One of “those” weeks
Ever have one of “those” weeks where you take your puppy to the vet to be neutered, you find out he needs a biopsy, you’re now $400 poorer, an abandoned dog follows you home who acts like she’s lived with you all her life, work is 3 days of non-stop insanity culminating in an employee who blocks the only vehicle left in the parking lot, (the car your hubby has been waiting inside for 30 minutes because she’s delivering her report to you LATE), and you yell out, “Park your (insert swear word her) car first!
Thanksgiving happened in the USA on Thursday, the one time during the year when I insist on home-cooked turkey, dressing, sweet potatoes and cranberry sauce. This year, I decided to use a roaster. It took twice as long and instead of browned, crispy skin it looked like this, but fully cooked:
Fortunately, I’m one of those “edible is good enough” cooks. You should see what I can do to a chocolate cake and still manage to eat it.
Since I made it solely for myself, I don’t eat the skin, and I cut it up anyway, looks shouldn’t matter. It’s just that one time a year I want at least one meal I want to create a meal that doesn’t resemble a 5 year old’s first attempt at learning to make tuna casserole.
This would be the result if I were insane enough to enter a cooking contest.
Enough about cooking disasters, let’s talk about work.
I’ll preface this by saying the following:
- No matter how badly the staff mangle a report,
- how many times it has to be sent back (+3),
- how many people were involved in getting the d@%&ed thing to my office on time,
- there is a deadline — and it’s my responsibility to have it on someone else’s desk by a certain date.
That date was, quite literally, TODAY!
Since the office was closed on Thursday and Friday, it meant the report HAD to arrive at its next destination without further incident.
Two words: MURPHY’S LAW.
That morning, we took the 7 month old puppy, a chocolate lab mutt that should have been named BOING-BOUNCE-BOING-BOUNCE, to the vet for neutering.
Then, I arrived at work and looked through a log book to find the Titanic of paperwork disasters.
I won’t go into the effort it took, just know that the person who had to sign it wouldn’t be back from a trip out of town until 3:30pm.
I was about to call hubby and say, “Can we change the pick-up time to 6:00pm.”
Did I mention Murphy’s law?
The vet called me at 3:00pm to say, “Puppy did well in surgery. He’s in recovery and ready to go home. I found a lump and suspect cancer, so I’m sending it to the lab. By the way, we’re closing at 5:00 today.”
I was the last one in the building when hubby arrived to take me home, so he backed into the closest parking space near my office door.
After running 10 feet to the car, I explained the problem and he said, “Take as long as you need.”
If you haven’t been in a car with him, you don’t know the infinite number of times he’s said, “Can’t that F%#$er park in the lines?” or “Why can’t that woman park in a space instead of leaving her car in front of mine? If I get the chance, I’m going to tell the %^*#@, Learn how to drive!”

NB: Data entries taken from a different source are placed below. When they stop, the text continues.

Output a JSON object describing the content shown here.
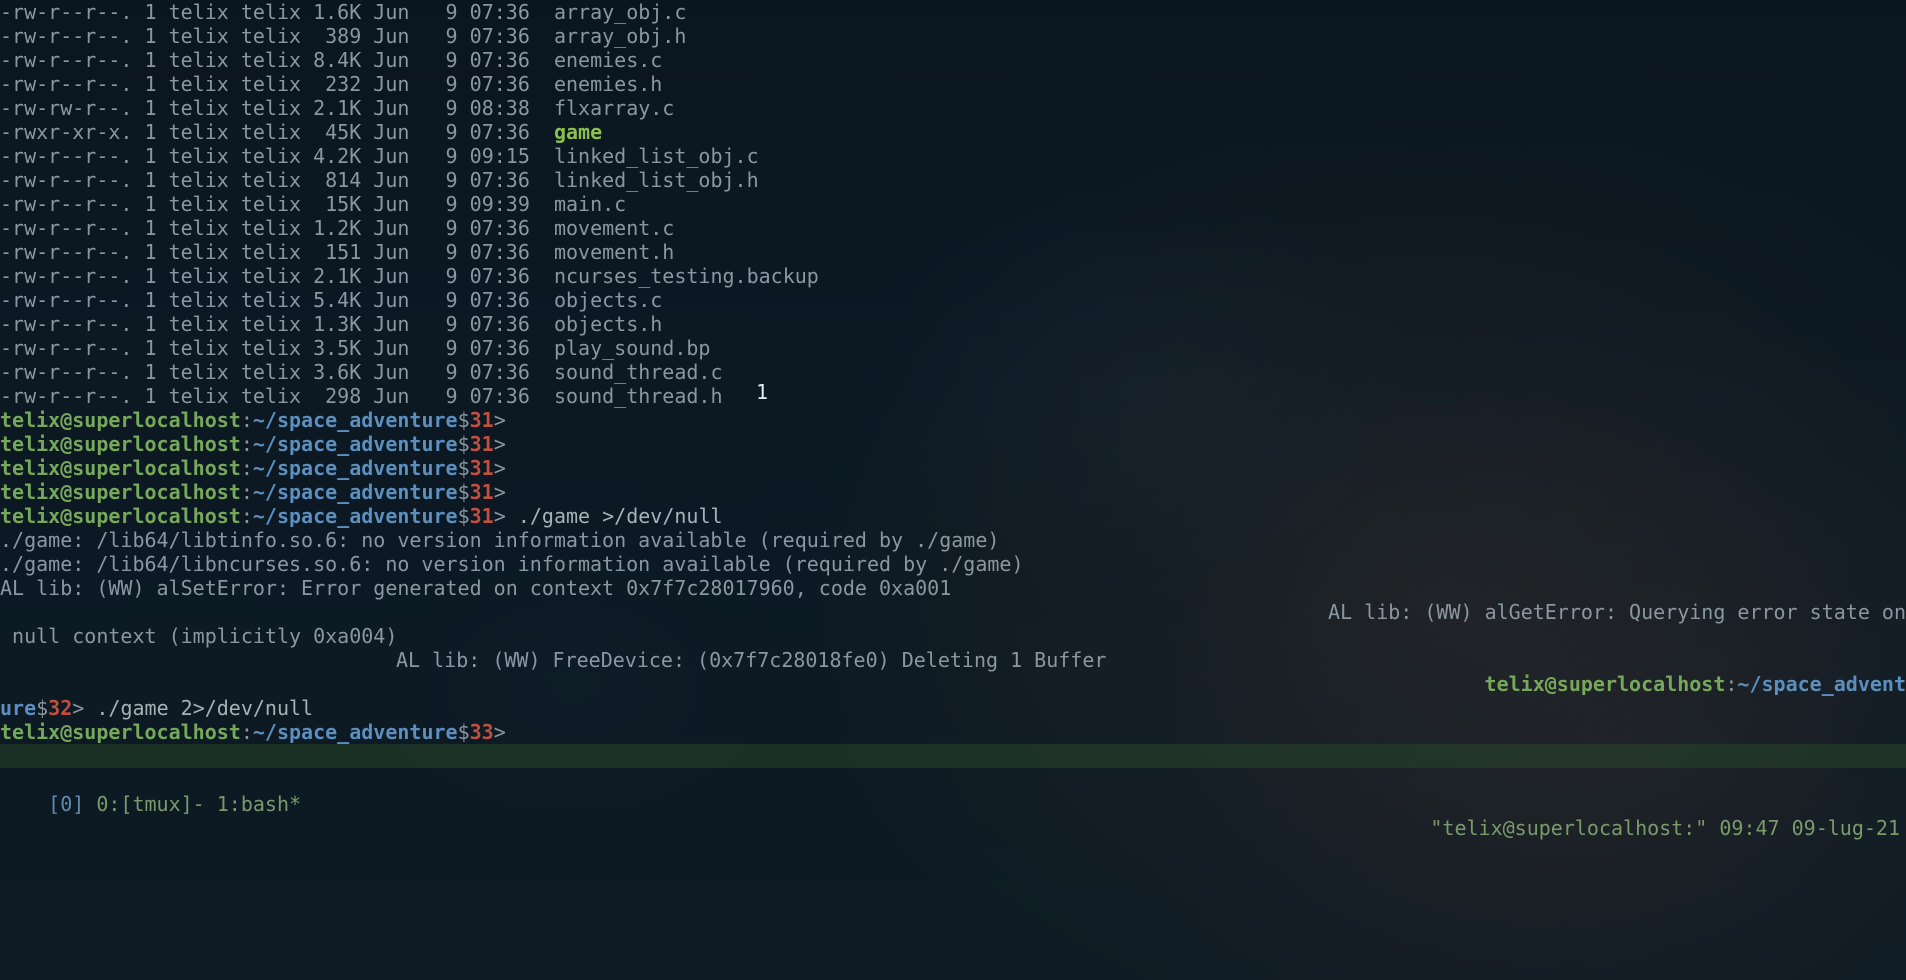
{
  "ls": [
    {
      "perms": "-rw-r--r--.",
      "links": "1",
      "owner": "telix",
      "group": "telix",
      "size": "1.6K",
      "month": "Jun",
      "day": "9",
      "time": "07:36",
      "name": "array_obj.c",
      "exec": false
    },
    {
      "perms": "-rw-r--r--.",
      "links": "1",
      "owner": "telix",
      "group": "telix",
      "size": "389",
      "month": "Jun",
      "day": "9",
      "time": "07:36",
      "name": "array_obj.h",
      "exec": false
    },
    {
      "perms": "-rw-r--r--.",
      "links": "1",
      "owner": "telix",
      "group": "telix",
      "size": "8.4K",
      "month": "Jun",
      "day": "9",
      "time": "07:36",
      "name": "enemies.c",
      "exec": false
    },
    {
      "perms": "-rw-r--r--.",
      "links": "1",
      "owner": "telix",
      "group": "telix",
      "size": "232",
      "month": "Jun",
      "day": "9",
      "time": "07:36",
      "name": "enemies.h",
      "exec": false
    },
    {
      "perms": "-rw-rw-r--.",
      "links": "1",
      "owner": "telix",
      "group": "telix",
      "size": "2.1K",
      "month": "Jun",
      "day": "9",
      "time": "08:38",
      "name": "flxarray.c",
      "exec": false
    },
    {
      "perms": "-rwxr-xr-x.",
      "links": "1",
      "owner": "telix",
      "group": "telix",
      "size": "45K",
      "month": "Jun",
      "day": "9",
      "time": "07:36",
      "name": "game",
      "exec": true
    },
    {
      "perms": "-rw-r--r--.",
      "links": "1",
      "owner": "telix",
      "group": "telix",
      "size": "4.2K",
      "month": "Jun",
      "day": "9",
      "time": "09:15",
      "name": "linked_list_obj.c",
      "exec": false
    },
    {
      "perms": "-rw-r--r--.",
      "links": "1",
      "owner": "telix",
      "group": "telix",
      "size": "814",
      "month": "Jun",
      "day": "9",
      "time": "07:36",
      "name": "linked_list_obj.h",
      "exec": false
    },
    {
      "perms": "-rw-r--r--.",
      "links": "1",
      "owner": "telix",
      "group": "telix",
      "size": "15K",
      "month": "Jun",
      "day": "9",
      "time": "09:39",
      "name": "main.c",
      "exec": false
    },
    {
      "perms": "-rw-r--r--.",
      "links": "1",
      "owner": "telix",
      "group": "telix",
      "size": "1.2K",
      "month": "Jun",
      "day": "9",
      "time": "07:36",
      "name": "movement.c",
      "exec": false
    },
    {
      "perms": "-rw-r--r--.",
      "links": "1",
      "owner": "telix",
      "group": "telix",
      "size": "151",
      "month": "Jun",
      "day": "9",
      "time": "07:36",
      "name": "movement.h",
      "exec": false
    },
    {
      "perms": "-rw-r--r--.",
      "links": "1",
      "owner": "telix",
      "group": "telix",
      "size": "2.1K",
      "month": "Jun",
      "day": "9",
      "time": "07:36",
      "name": "ncurses_testing.backup",
      "exec": false
    },
    {
      "perms": "-rw-r--r--.",
      "links": "1",
      "owner": "telix",
      "group": "telix",
      "size": "5.4K",
      "month": "Jun",
      "day": "9",
      "time": "07:36",
      "name": "objects.c",
      "exec": false
    },
    {
      "perms": "-rw-r--r--.",
      "links": "1",
      "owner": "telix",
      "group": "telix",
      "size": "1.3K",
      "month": "Jun",
      "day": "9",
      "time": "07:36",
      "name": "objects.h",
      "exec": false
    },
    {
      "perms": "-rw-r--r--.",
      "links": "1",
      "owner": "telix",
      "group": "telix",
      "size": "3.5K",
      "month": "Jun",
      "day": "9",
      "time": "07:36",
      "name": "play_sound.bp",
      "exec": false
    },
    {
      "perms": "-rw-r--r--.",
      "links": "1",
      "owner": "telix",
      "group": "telix",
      "size": "3.6K",
      "month": "Jun",
      "day": "9",
      "time": "07:36",
      "name": "sound_thread.c",
      "exec": false
    },
    {
      "perms": "-rw-r--r--.",
      "links": "1",
      "owner": "telix",
      "group": "telix",
      "size": "298",
      "month": "Jun",
      "day": "9",
      "time": "07:36",
      "name": "sound_thread.h",
      "exec": false
    }
  ],
  "prompt": {
    "user": "telix",
    "at": "@",
    "host": "superlocalhost",
    "colon": ":",
    "path": "~/space_adventure",
    "dollar": "$",
    "gt": ">"
  },
  "empty_prompts": [
    "31",
    "31",
    "31",
    "31"
  ],
  "cmd1": {
    "num": "31",
    "text": "./game >/dev/null"
  },
  "output1": [
    "./game: /lib64/libtinfo.so.6: no version information available (required by ./game)",
    "./game: /lib64/libncurses.so.6: no version information available (required by ./game)",
    "AL lib: (WW) alSetError: Error generated on context 0x7f7c28017960, code 0xa001"
  ],
  "output1_wrap_right": "AL lib: (WW) alGetError: Querying error state on",
  "output1_wrap_left": " null context (implicitly 0xa004)",
  "output1_center": "AL lib: (WW) FreeDevice: (0x7f7c28018fe0) Deleting 1 Buffer",
  "wrap_prompt_right": "telix@superlocalhost:~/space_advent",
  "cmd2": {
    "prefix": "ure$",
    "num": "32",
    "text": "./game 2>/dev/null"
  },
  "cmd3": {
    "num": "33",
    "text": ""
  },
  "cursor_one": "1",
  "statusbar": {
    "left_idx": "[0]",
    "win0": " 0:[tmux]- ",
    "win1": "1:bash*",
    "right": "\"telix@superlocalhost:\" 09:47 09-lug-21"
  }
}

Yes, there’s one employee who parks her car in front of the parking space next to my office — the same place every day –to clock out.
Yes, there are several employees who think that parking between the lines is all right and often create their own parking space. This is social services, not a Daytona speedway pile-up, but every day a 9:00am it’s hard to tell the difference.
I waited, and waited for the report, calling twice to find out what was taking so long. And then, at 4:15, a white car meandered into the parking lot, stopping in front of the only car there.
I yelled out, “Park your [insert swear word (that I didn’t say) here] car!
It took two scans, an uncooperative email server, breaking the report into two parts to create 2 files to send in 2 different emails…and
2000 20 minutes later I rushed out the door.
What does hubby say when I get inside the car? “You didn’t have to yell at that woman.”
I’m smoldering, hubby doesn’t understand why I’m not talking, and 30 minutes later we’re at the vet’s office. We waited for BOING-BOUNCE-BOING-BOUNCE to emerge wearing a cone-of-shame. $400 later, we turned onto the dirt road leading to our house.
I have only one thing to add to this fiasco.
On Thanksgiving, one must always find something to be thankful for. At least THIS didn’t happen:
Yes, there is always something to be thankful for; at least a crocodile didn’t eat my report.